This year the Dykemas had at least 215 turkeys available for fresh turkey Thanksgiving sales, not including the 40 to 50 turkeys they had processed in early October for individual turkey breasts, thighs, legs, wings and ground turkey. Typically, they have had 170 to 180 available fresh turkeys each year.

“This was a wonderful turkey year for us,” Dykema said.

Some of Dominion Valley Farm’s most determined customers had the farm accepting orders for this year since Jan. 1, Dykema added.

Two weeks before Thanksgiving, Old Glory Farm had 16 turkeys not claimed, and they fully expected to sell out before the holiday, Scott said. Pre-orders had been coming in since June.

Demand has gone up every year, said Scott, who raised just six turkeys for personal use in their first year. Over the five years they’ve been in business, that number grew exponentially to the 150 they’re at now.

Dykema said that they, too, are unable to keep up with demand because even though some people prefer to shop turkey sales at grocery stores, “there are plenty more that are looking for a fresh, locally farm-raised turkey.”

The Dwyers raise a smaller number of turkeys, 10 to 15, each year. While they would like to stay somewhat small, Dwyer said, she’d be open to doing more if the interest is there.

She’s considering a deposit system where customers would pay for a chick in April and pay the rest in fall when the bird is butchered and picked up, which would allow her to grow a little without potentially having birds left over after Thanksgiving, when they’d be harder to sell.

“I really have loved raising the turkeys the last two years and look forward to doing them again and again,” Dwyer said.

Of the 365 farms in Wisconsin that sold turkeys in 2017, according to the 2017 National Agricultural Statistics Service Wisconsin Census of Agriculture, 323 farms sold 1,999 turkeys or fewer.

Scott said going into the turkey business was a result of her husband’s interest in farming and a lot of research. The lower startup costs associated with raising turkeys were appealing to the new farmers, she said.

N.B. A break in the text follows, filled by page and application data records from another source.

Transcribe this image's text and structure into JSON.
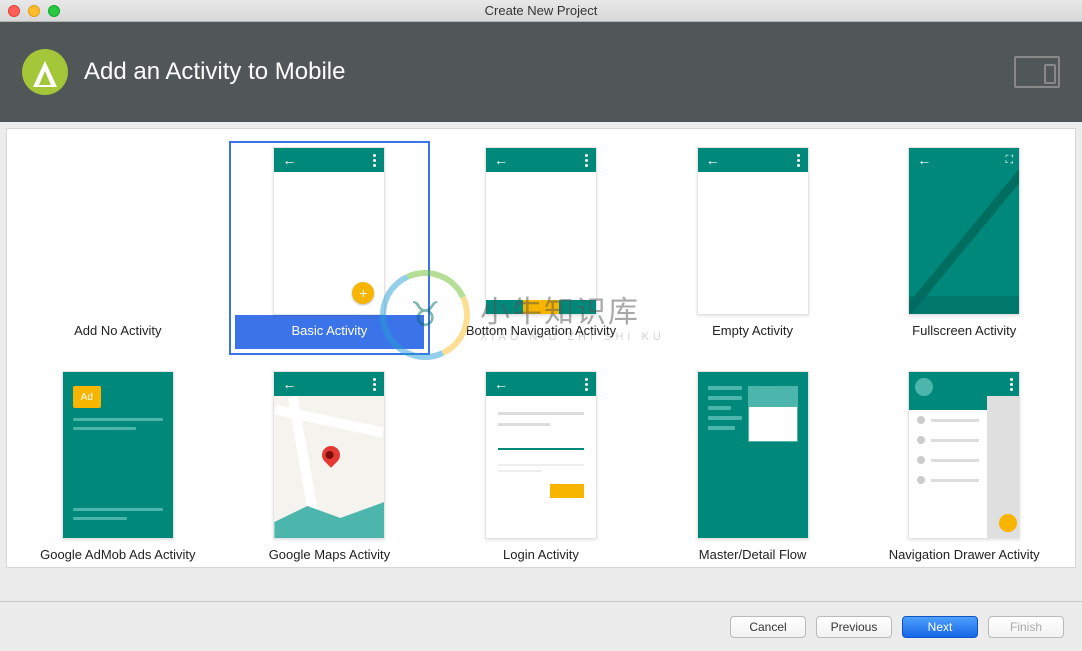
{
  "window": {
    "title": "Create New Project"
  },
  "header": {
    "title": "Add an Activity to Mobile"
  },
  "templates": [
    {
      "label": "Add No Activity",
      "kind": "none"
    },
    {
      "label": "Basic Activity",
      "kind": "basic",
      "selected": true
    },
    {
      "label": "Bottom Navigation Activity",
      "kind": "bottomnav"
    },
    {
      "label": "Empty Activity",
      "kind": "empty"
    },
    {
      "label": "Fullscreen Activity",
      "kind": "fullscreen"
    },
    {
      "label": "Google AdMob Ads Activity",
      "kind": "admob"
    },
    {
      "label": "Google Maps Activity",
      "kind": "maps"
    },
    {
      "label": "Login Activity",
      "kind": "login"
    },
    {
      "label": "Master/Detail Flow",
      "kind": "masterdetail"
    },
    {
      "label": "Navigation Drawer Activity",
      "kind": "navdrawer"
    }
  ],
  "footer": {
    "cancel": "Cancel",
    "previous": "Previous",
    "next": "Next",
    "finish": "Finish"
  },
  "watermark": {
    "main": "小牛知识库",
    "sub": "XIAO NIU ZHI SHI KU"
  },
  "admob_badge": "Ad"
}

Dykema and her husband were first-generation farmers raising chickens, an endeavor they began in 1998, before they decided to also venture into raising turkeys. Upon seeing how quickly they sold their pasture-raised chickens, they quickly diversified and included turkeys.

For the Dwyers, adding turkeys to their already extensively diversified operation, which includes corn, soybeans, wheat, rye, sunflowers, hay, pasture, pumpkins, beef cattle and meat chickens, was another potentially profitable diversification opportunity, something they’re always looking for, Dwyer said.

While repeat customers certainly contribute their share of sales each year at turkey farms, new customers, drawn by word of mouth, websites, social media and other marketing, show up as well.

Those lucky and quick enough to reserve their farm-raised turkeys can now count down the days until they’re able to pick up their bird, generally within the week before Thanksgiving, and continue their countdown to the day where it will likely be prominently displayed on their tables — just one of many things for them to be thankful for.

For more information on the farms, visit dominionvalleyfarm.com, oldgloryfarmwisconsin.com and prairielakemeats.com. See web.extension.illinois.edu/turkey for more facts; safety and preparation tips; and other information on the holiday bird.